[Input for this task Boundary: Start]

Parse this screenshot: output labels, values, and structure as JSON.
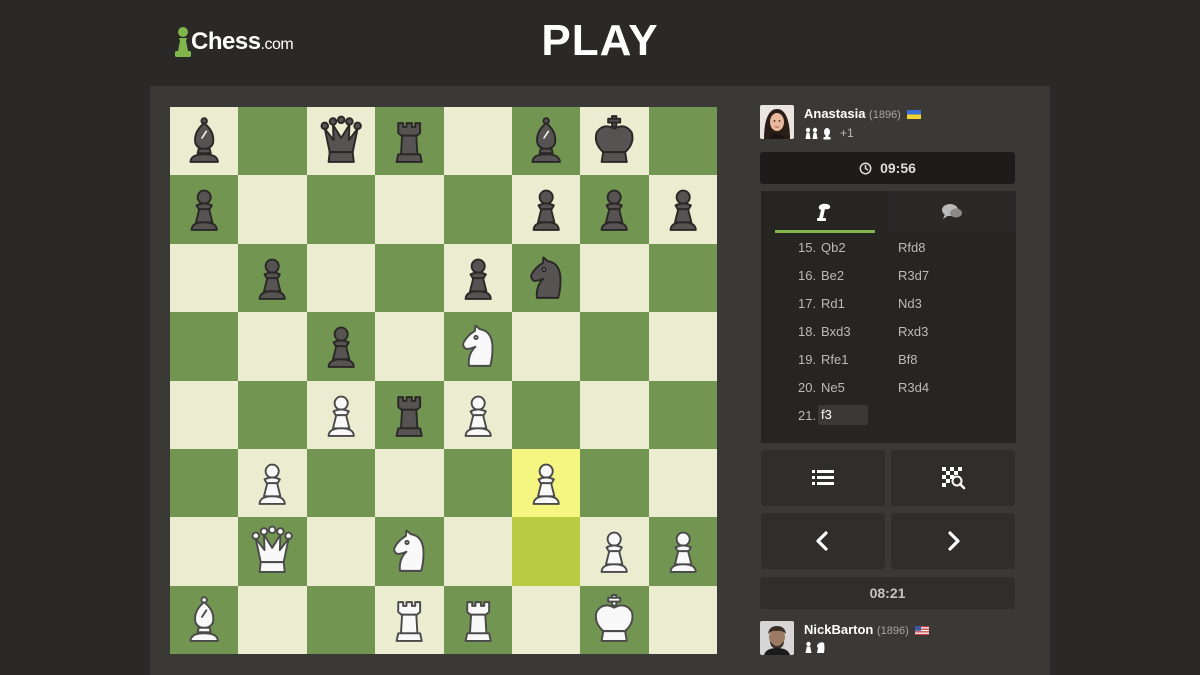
{
  "header": {
    "logo_text": "Chess",
    "logo_suffix": ".com",
    "title": "PLAY"
  },
  "board": {
    "colors": {
      "light": "#ebecd0",
      "dark": "#739552",
      "highlight_light": "#f5f682",
      "highlight_dark": "#b9ca43"
    },
    "highlighted_squares": [
      "f3",
      "f2"
    ],
    "ranks": [
      [
        "bB",
        "",
        "bQ",
        "bR",
        "",
        "bB",
        "bK",
        ""
      ],
      [
        "bP",
        "",
        "",
        "",
        "",
        "bP",
        "bP",
        "bP"
      ],
      [
        "",
        "bP",
        "",
        "",
        "bP",
        "bN",
        "",
        ""
      ],
      [
        "",
        "",
        "bP",
        "",
        "wN",
        "",
        "",
        ""
      ],
      [
        "",
        "",
        "wP",
        "bR",
        "wP",
        "",
        "",
        ""
      ],
      [
        "",
        "wP",
        "",
        "",
        "",
        "wP",
        "",
        ""
      ],
      [
        "",
        "wQ",
        "",
        "wN",
        "",
        "",
        "wP",
        "wP"
      ],
      [
        "wB",
        "",
        "",
        "wR",
        "wR",
        "",
        "wK",
        ""
      ]
    ]
  },
  "top_player": {
    "name": "Anastasia",
    "rating": "(1896)",
    "flag": "ukraine",
    "captured_icons": [
      "pawn",
      "pawn",
      "bishop"
    ],
    "advantage": "+1",
    "clock": "09:56"
  },
  "bottom_player": {
    "name": "NickBarton",
    "rating": "(1896)",
    "flag": "usa",
    "captured_icons": [
      "pawn",
      "knight"
    ],
    "clock": "08:21"
  },
  "moves_panel": {
    "tabs": [
      {
        "name": "moves",
        "icon": "pawn-hand-icon",
        "active": true
      },
      {
        "name": "chat",
        "icon": "chat-icon",
        "active": false
      }
    ],
    "moves": [
      {
        "num": "15.",
        "white": "Qb2",
        "black": "Rfd8"
      },
      {
        "num": "16.",
        "white": "Be2",
        "black": "R3d7"
      },
      {
        "num": "17.",
        "white": "Rd1",
        "black": "Nd3"
      },
      {
        "num": "18.",
        "white": "Bxd3",
        "black": "Rxd3"
      },
      {
        "num": "19.",
        "white": "Rfe1",
        "black": "Bf8"
      },
      {
        "num": "20.",
        "white": "Ne5",
        "black": "R3d4"
      },
      {
        "num": "21.",
        "white": "f3",
        "black": ""
      }
    ],
    "current_move_index": 6
  },
  "controls": [
    {
      "name": "move-list-button",
      "icon": "list-icon"
    },
    {
      "name": "analysis-button",
      "icon": "board-search-icon"
    },
    {
      "name": "previous-move-button",
      "icon": "chevron-left-icon"
    },
    {
      "name": "next-move-button",
      "icon": "chevron-right-icon"
    }
  ]
}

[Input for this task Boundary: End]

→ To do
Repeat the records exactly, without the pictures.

→ Solution for this exercise
Parse this screenshot: output labels, values, and structure as JSON.
{
  "header": {
    "logo_text": "Chess",
    "logo_suffix": ".com",
    "title": "PLAY"
  },
  "board": {
    "colors": {
      "light": "#ebecd0",
      "dark": "#739552",
      "highlight_light": "#f5f682",
      "highlight_dark": "#b9ca43"
    },
    "highlighted_squares": [
      "f3",
      "f2"
    ],
    "ranks": [
      [
        "bB",
        "",
        "bQ",
        "bR",
        "",
        "bB",
        "bK",
        ""
      ],
      [
        "bP",
        "",
        "",
        "",
        "",
        "bP",
        "bP",
        "bP"
      ],
      [
        "",
        "bP",
        "",
        "",
        "bP",
        "bN",
        "",
        ""
      ],
      [
        "",
        "",
        "bP",
        "",
        "wN",
        "",
        "",
        ""
      ],
      [
        "",
        "",
        "wP",
        "bR",
        "wP",
        "",
        "",
        ""
      ],
      [
        "",
        "wP",
        "",
        "",
        "",
        "wP",
        "",
        ""
      ],
      [
        "",
        "wQ",
        "",
        "wN",
        "",
        "",
        "wP",
        "wP"
      ],
      [
        "wB",
        "",
        "",
        "wR",
        "wR",
        "",
        "wK",
        ""
      ]
    ]
  },
  "top_player": {
    "name": "Anastasia",
    "rating": "(1896)",
    "flag": "ukraine",
    "captured_icons": [
      "pawn",
      "pawn",
      "bishop"
    ],
    "advantage": "+1",
    "clock": "09:56"
  },
  "bottom_player": {
    "name": "NickBarton",
    "rating": "(1896)",
    "flag": "usa",
    "captured_icons": [
      "pawn",
      "knight"
    ],
    "clock": "08:21"
  },
  "moves_panel": {
    "tabs": [
      {
        "name": "moves",
        "icon": "pawn-hand-icon",
        "active": true
      },
      {
        "name": "chat",
        "icon": "chat-icon",
        "active": false
      }
    ],
    "moves": [
      {
        "num": "15.",
        "white": "Qb2",
        "black": "Rfd8"
      },
      {
        "num": "16.",
        "white": "Be2",
        "black": "R3d7"
      },
      {
        "num": "17.",
        "white": "Rd1",
        "black": "Nd3"
      },
      {
        "num": "18.",
        "white": "Bxd3",
        "black": "Rxd3"
      },
      {
        "num": "19.",
        "white": "Rfe1",
        "black": "Bf8"
      },
      {
        "num": "20.",
        "white": "Ne5",
        "black": "R3d4"
      },
      {
        "num": "21.",
        "white": "f3",
        "black": ""
      }
    ],
    "current_move_index": 6
  },
  "controls": [
    {
      "name": "move-list-button",
      "icon": "list-icon"
    },
    {
      "name": "analysis-button",
      "icon": "board-search-icon"
    },
    {
      "name": "previous-move-button",
      "icon": "chevron-left-icon"
    },
    {
      "name": "next-move-button",
      "icon": "chevron-right-icon"
    }
  ]
}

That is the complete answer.